**DATA**

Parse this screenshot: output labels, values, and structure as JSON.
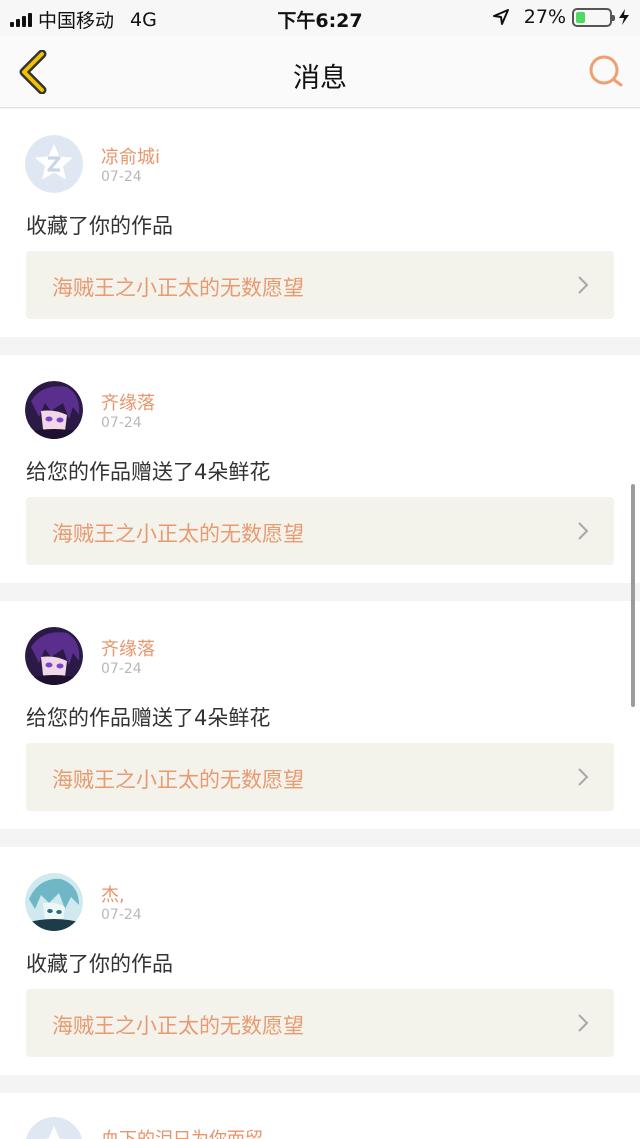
{
  "status_bar": {
    "carrier": "中国移动",
    "network": "4G",
    "time": "下午6:27",
    "battery_percent": "27%",
    "battery_level": 0.27
  },
  "nav": {
    "title": "消息",
    "back_icon": "chevron-left-icon",
    "search_icon": "search-icon"
  },
  "messages": [
    {
      "username": "凉俞城i",
      "date": "07-24",
      "action": "收藏了你的作品",
      "work_title": "海贼王之小正太的无数愿望",
      "avatar": "default-avatar"
    },
    {
      "username": "齐缘落",
      "date": "07-24",
      "action": "给您的作品赠送了4朵鲜花",
      "work_title": "海贼王之小正太的无数愿望",
      "avatar": "anime-avatar-purple"
    },
    {
      "username": "齐缘落",
      "date": "07-24",
      "action": "给您的作品赠送了4朵鲜花",
      "work_title": "海贼王之小正太的无数愿望",
      "avatar": "anime-avatar-purple"
    },
    {
      "username": "杰,",
      "date": "07-24",
      "action": "收藏了你的作品",
      "work_title": "海贼王之小正太的无数愿望",
      "avatar": "anime-avatar-teal"
    },
    {
      "username": "血下的泪只为你而留",
      "avatar": "default-avatar"
    }
  ],
  "colors": {
    "accent": "#f0a070",
    "username": "#e9946a",
    "work_title": "#e89a70",
    "battery": "#4cd964"
  }
}
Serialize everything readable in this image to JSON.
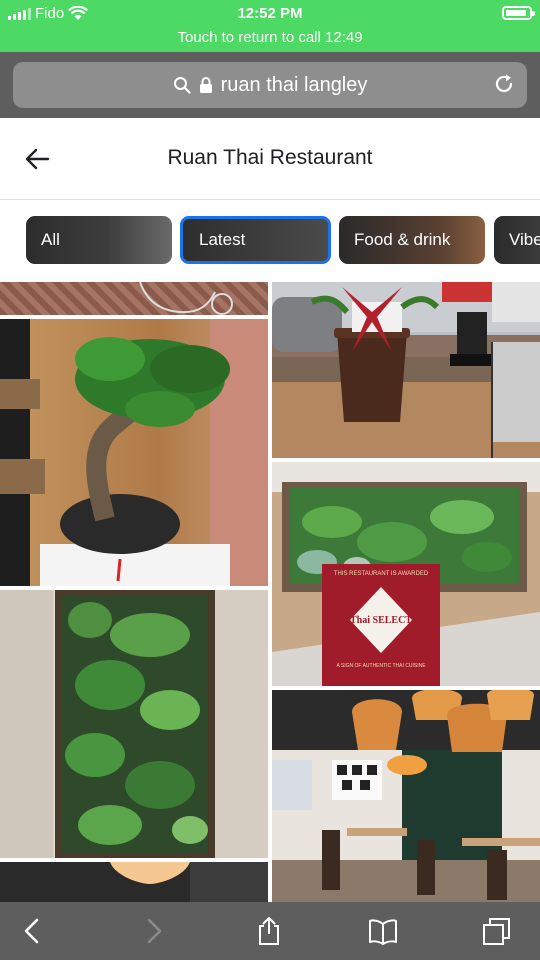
{
  "status_bar": {
    "carrier": "Fido",
    "time": "12:52 PM",
    "call_banner": "Touch to return to call 12:49"
  },
  "browser": {
    "url_text": "ruan thai langley"
  },
  "page": {
    "title": "Ruan Thai Restaurant"
  },
  "filters": [
    {
      "label": "All",
      "selected": false
    },
    {
      "label": "Latest",
      "selected": true
    },
    {
      "label": "Food & drink",
      "selected": false
    },
    {
      "label": "Vibe",
      "selected": false
    }
  ],
  "photos": {
    "card_heading": "THIS RESTAURANT IS AWARDED",
    "card_logo": "Thai SELECT",
    "card_tagline": "A SIGN OF AUTHENTIC THAI CUISINE"
  },
  "colors": {
    "call_banner": "#4cd964",
    "browser_chrome": "#5e5e5e",
    "selected_chip_border": "#1a73e8"
  },
  "icons": [
    "wifi-icon",
    "lock-icon",
    "search-icon",
    "reload-icon",
    "back-arrow-icon",
    "toolbar-back-icon",
    "toolbar-forward-icon",
    "share-icon",
    "bookmarks-icon",
    "tabs-icon"
  ]
}
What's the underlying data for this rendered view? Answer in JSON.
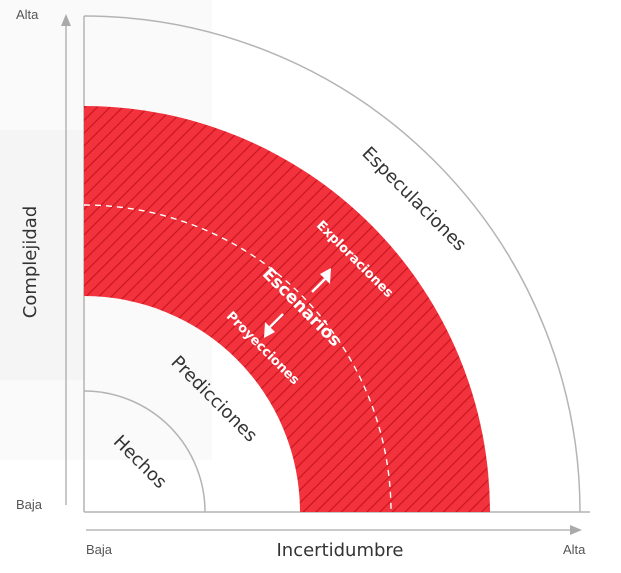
{
  "axes": {
    "y_title": "Complejidad",
    "y_high": "Alta",
    "y_low": "Baja",
    "x_title": "Incertidumbre",
    "x_low": "Baja",
    "x_high": "Alta"
  },
  "zones": {
    "hechos": "Hechos",
    "predicciones": "Predicciones",
    "escenarios": "Escenarios",
    "proyecciones": "Proyecciones",
    "exploraciones": "Exploraciones",
    "especulaciones": "Especulaciones"
  },
  "colors": {
    "scenario_band": "#f2323c",
    "hatch": "#c8141e",
    "arc": "#b4b4b4",
    "axis": "#aaaaaa"
  }
}
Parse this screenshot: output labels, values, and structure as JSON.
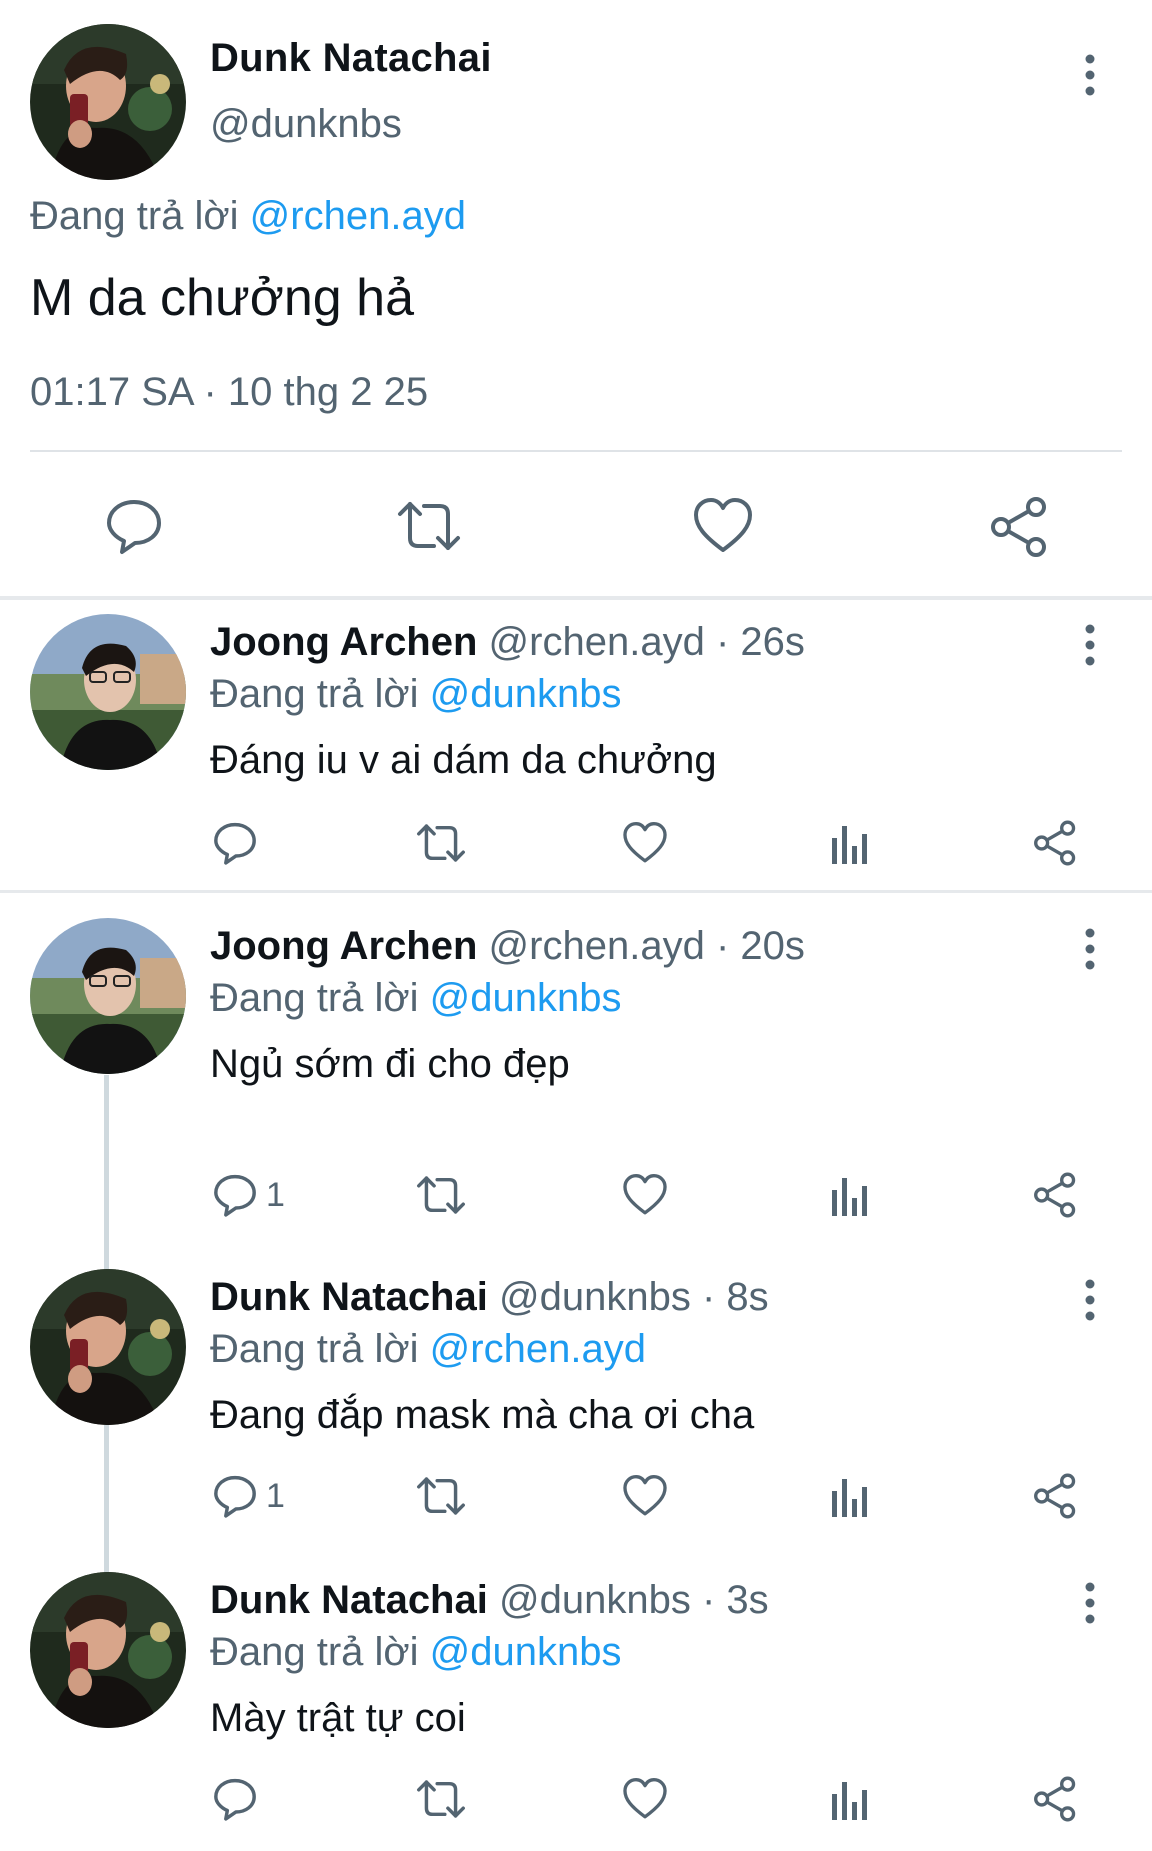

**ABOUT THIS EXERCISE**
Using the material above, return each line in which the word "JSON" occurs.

**EXERCISE OUTPUT**
Parse this screenshot: output labels, values, and structure as JSON.
Serialize everything readable in this image to JSON.
What's the underlying data for this rendered view? Answer in JSON.
Parse this screenshot: output labels, values, and structure as JSON.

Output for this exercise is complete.